Dataset excerpts:
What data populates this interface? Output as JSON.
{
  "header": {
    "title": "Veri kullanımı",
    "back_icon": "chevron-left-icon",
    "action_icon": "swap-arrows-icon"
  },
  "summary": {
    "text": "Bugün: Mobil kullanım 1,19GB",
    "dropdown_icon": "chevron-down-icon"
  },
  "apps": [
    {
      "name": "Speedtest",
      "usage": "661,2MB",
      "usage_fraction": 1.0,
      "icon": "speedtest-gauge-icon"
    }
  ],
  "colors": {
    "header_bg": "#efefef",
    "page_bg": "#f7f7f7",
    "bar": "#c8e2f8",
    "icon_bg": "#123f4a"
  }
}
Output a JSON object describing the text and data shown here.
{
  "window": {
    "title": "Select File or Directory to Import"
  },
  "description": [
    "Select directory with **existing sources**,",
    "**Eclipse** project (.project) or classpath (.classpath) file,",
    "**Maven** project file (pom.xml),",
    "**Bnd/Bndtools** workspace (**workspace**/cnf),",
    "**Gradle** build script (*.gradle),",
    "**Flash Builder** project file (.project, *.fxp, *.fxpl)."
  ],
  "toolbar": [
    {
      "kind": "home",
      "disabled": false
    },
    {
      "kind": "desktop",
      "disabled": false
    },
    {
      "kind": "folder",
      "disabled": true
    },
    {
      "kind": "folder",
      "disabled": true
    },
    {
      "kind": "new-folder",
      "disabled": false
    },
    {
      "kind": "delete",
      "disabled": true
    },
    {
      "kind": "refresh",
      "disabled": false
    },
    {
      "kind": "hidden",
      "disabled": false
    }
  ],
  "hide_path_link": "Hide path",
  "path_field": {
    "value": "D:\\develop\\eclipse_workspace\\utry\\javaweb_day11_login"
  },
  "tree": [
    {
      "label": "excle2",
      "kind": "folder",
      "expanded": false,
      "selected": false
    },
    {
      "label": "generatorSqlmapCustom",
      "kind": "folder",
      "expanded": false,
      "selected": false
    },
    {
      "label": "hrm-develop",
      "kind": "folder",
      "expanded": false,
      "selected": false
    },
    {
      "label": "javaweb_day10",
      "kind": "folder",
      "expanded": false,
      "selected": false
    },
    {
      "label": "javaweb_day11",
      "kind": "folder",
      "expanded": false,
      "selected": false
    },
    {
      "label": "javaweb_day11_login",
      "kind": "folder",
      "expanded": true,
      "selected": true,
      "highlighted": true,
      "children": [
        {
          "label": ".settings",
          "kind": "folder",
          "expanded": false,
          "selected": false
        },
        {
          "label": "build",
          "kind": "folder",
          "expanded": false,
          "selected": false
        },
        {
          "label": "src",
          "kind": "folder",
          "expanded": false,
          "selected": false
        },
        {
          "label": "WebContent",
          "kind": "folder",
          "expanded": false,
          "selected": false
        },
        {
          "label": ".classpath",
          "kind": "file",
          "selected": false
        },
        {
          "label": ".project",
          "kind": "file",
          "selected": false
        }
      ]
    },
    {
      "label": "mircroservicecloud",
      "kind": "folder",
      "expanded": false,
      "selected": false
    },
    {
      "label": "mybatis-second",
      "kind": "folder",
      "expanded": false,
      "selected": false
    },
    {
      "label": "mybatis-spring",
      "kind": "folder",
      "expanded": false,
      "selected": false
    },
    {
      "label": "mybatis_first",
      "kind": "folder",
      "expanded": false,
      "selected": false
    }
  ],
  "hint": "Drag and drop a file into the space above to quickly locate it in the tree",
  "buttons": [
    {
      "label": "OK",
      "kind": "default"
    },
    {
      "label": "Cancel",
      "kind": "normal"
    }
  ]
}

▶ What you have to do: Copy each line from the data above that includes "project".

▶ Exercise solution:
    "**Eclipse** project (.project) or classpath (.classpath) file,",
    "**Maven** project file (pom.xml),",
    "**Flash Builder** project file (.project, *.fxp, *.fxpl)."
          "label": ".project",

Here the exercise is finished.